The second thing your body will be yearning for is protein to help your muscles recover from the havoc your workout has wrought upon them. Although it’s less strenuous to your muscles in a direct sense, even intense cardio will leave your muscles in need of repair; their fibers will have experienced substantial microtearing, which requires an influx of protein in order for your body to effectively engage in the rebuilding process.

Finally, your body needs to restore the supply of glycogen that helped fuel your workout. To that end, carbohydrate intake is the swiftest way to aid your body in its quest to replenish whatever glycogen has been lost.

So what can drinking alcohol do to help my body recover from its workout?

The smart money says, “Not much.” But for the sake of both humoring you and being thorough, I’m willing to elaborate on that point a bit more.

Let’s say that you’re hypothetically me in this scenario, which means that you’re also hypothetically reaching for a Scotch ale straight from the great state of Michigan as your post-workout beverage. This means your body has 26 grams of carbohydrates coming its way. While this may not in any way be an ideal source for carbohydrate replenishment, it’s still better than nothing, and certainly worth acknowledging if you’re specifically selecting between alcoholic beverages. 

Speaking of those options, if you went the route of indulging in what you might theoretically suppose to be among the highest protein drinks — a White Russian — you’re looking at close to 600 calories for an eight-ounce serving, which is a steep price to pay for adding only three grams of protein to your system. Unfortunately, that’s heavy cream being poured on top, not milk.  

But what if you prefer to drink your whiskey or vodka straight?

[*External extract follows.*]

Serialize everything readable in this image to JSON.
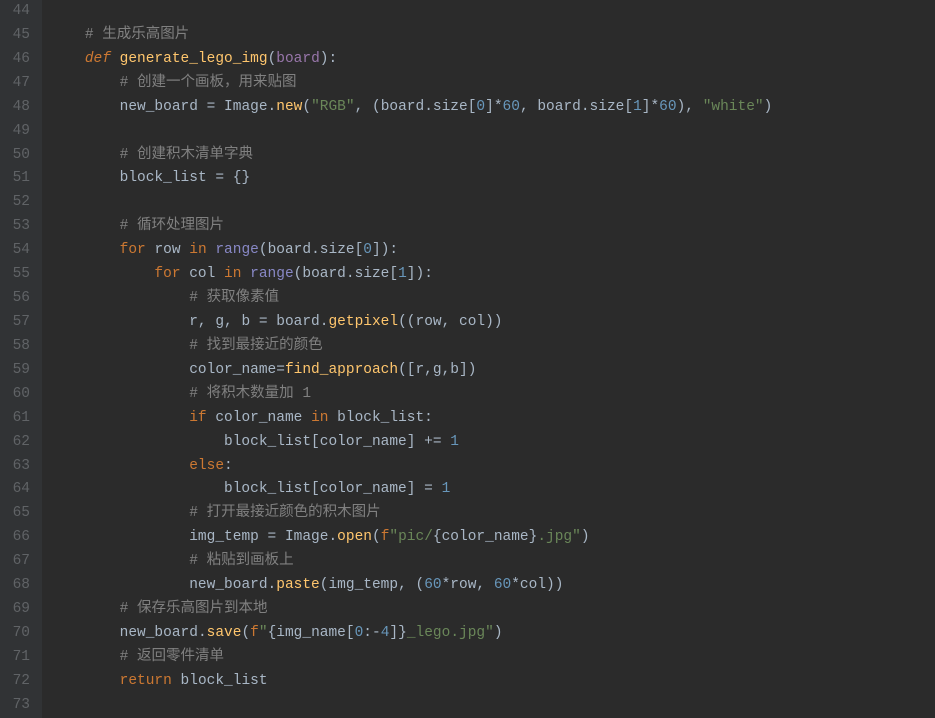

For the folks who prefer to drink their spirits straight up, please be advised that you’re sipping on nothing but ethanol, water and whatever flavorings the distiller added into the mix. There is absolutely nothing in that mixture of any nutritional value that can be utilized to your body’s benefit, except for the calories from the alcohol that your body is going to recognize as poison. 

In fact, exactly because your body interprets that shot of Jack Daniels as an unwelcome intruder, it will prioritize the breakdown of the ethanol into acetate, thereby increasing the likelihood that the calories from authentic nutrient sources will lose their opportunity to be burned off before they’re converted into body fat. Not to mention that drinking unadulterated, undiluted spirits will accelerate the rate at which your body becomes dehydrated.

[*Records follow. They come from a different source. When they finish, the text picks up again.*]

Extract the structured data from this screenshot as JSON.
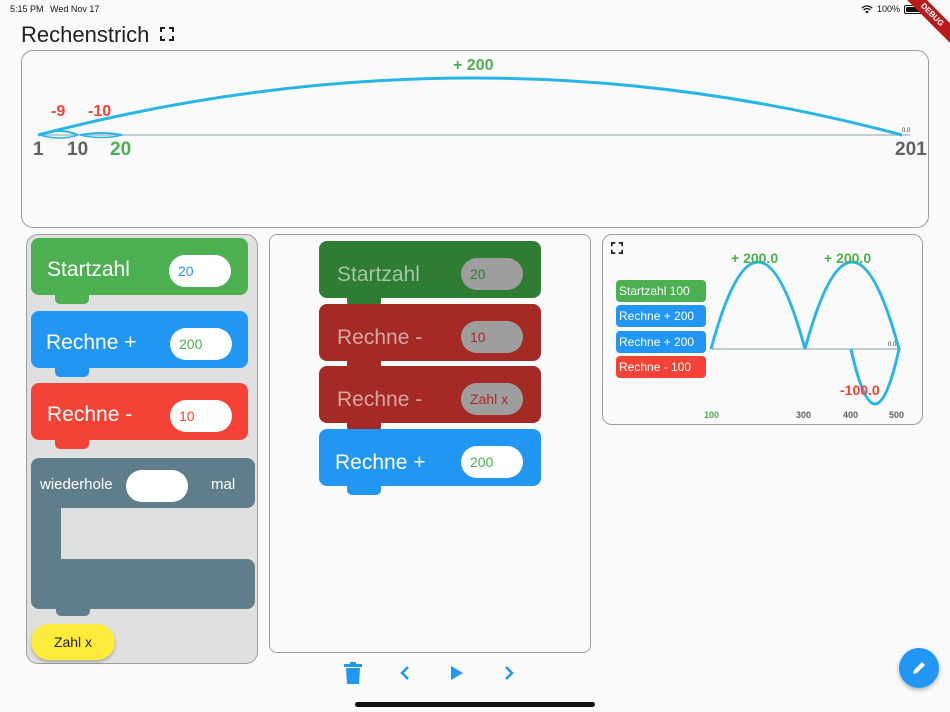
{
  "status": {
    "time": "5:15 PM",
    "date": "Wed Nov 17",
    "battery": "100%",
    "debug": "DEBUG"
  },
  "header": {
    "title": "Rechenstrich",
    "expand_icon": "fullscreen-icon"
  },
  "number_line": {
    "ticks": [
      {
        "label": "1",
        "color": "#616161"
      },
      {
        "label": "10",
        "color": "#616161"
      },
      {
        "label": "20",
        "color": "#4caf50"
      },
      {
        "label": "201",
        "color": "#616161"
      }
    ],
    "arcs": [
      {
        "label": "-9",
        "color": "#f44336"
      },
      {
        "label": "-10",
        "color": "#f44336"
      },
      {
        "label": "+ 200",
        "color": "#4caf50"
      }
    ],
    "tiny_label": "0.0",
    "arc_color": "#29b6e6"
  },
  "palette": {
    "startzahl": {
      "label": "Startzahl",
      "value": "20"
    },
    "add": {
      "label": "Rechne +",
      "value": "200"
    },
    "sub": {
      "label": "Rechne -",
      "value": "10"
    },
    "repeat": {
      "label_left": "wiederhole",
      "label_right": "mal",
      "value": ""
    },
    "variable": {
      "label": "Zahl x"
    }
  },
  "program": {
    "blocks": [
      {
        "label": "Startzahl",
        "value": "20"
      },
      {
        "label": "Rechne -",
        "value": "10"
      },
      {
        "label": "Rechne -",
        "value": "Zahl x"
      },
      {
        "label": "Rechne +",
        "value": "200"
      }
    ]
  },
  "preview": {
    "legend": [
      {
        "label": "Startzahl 100",
        "color": "#4caf50"
      },
      {
        "label": "Rechne + 200",
        "color": "#2196f3"
      },
      {
        "label": "Rechne + 200",
        "color": "#2196f3"
      },
      {
        "label": "Rechne - 100",
        "color": "#f44336"
      }
    ],
    "arc_labels": [
      "+ 200.0",
      "+ 200.0",
      "-100.0"
    ],
    "axis": [
      "100",
      "300",
      "400",
      "500"
    ],
    "tiny_label": "0.0"
  },
  "controls": {
    "trash": "trash-icon",
    "prev": "chevron-left-icon",
    "play": "play-icon",
    "next": "chevron-right-icon"
  },
  "colors": {
    "green": "#4caf50",
    "blue": "#2196f3",
    "red": "#f44336",
    "slate": "#607d8b",
    "dark_green": "#2e7d32",
    "dark_red": "#a52a25",
    "yellow": "#ffeb3b",
    "accent": "#2196f3"
  }
}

Okay, but how long should I wait before I start drinking after my workout has concluded? 

Here’s the other thing: Alcohol also compromises protein digestion and absorption, and most people can only digest protein at a rate of eight to 10 grams per hour. If we’re assuming that your body needs 20 grams of protein in order to complete an optimal, rapid post-workout muscle recovery, this means that you should be waiting at least two hours after your workout before you start pounding shots. 

While I’m on the topic, if you follow this rule of thumb, you can also capitalize on such a window of opportunity to fully rehydrate your body and have some carbohydrates to replenish your glycogen before J-Kwon kicks off your Friday night binge-drinking playlist.

Two hours. Got it. Is there anything else I should know?

How about this: If you’re dead serious about maximizing the benefits of your physical training, that will prove to be a rather imposing obstacle for a daily drinker. In addition to slowing the rate of protein absorption, dehydrating the body and increasing the likelihood that calories will go unburned and be retained as body fat, the presence of alcohol is likely to slow down your metabolism, inflame your muscles, decelerate your fat burning and impair your muscle growth.

And so, allow me to put it in the booziest terms possible: You’re never gonna want to drink to that.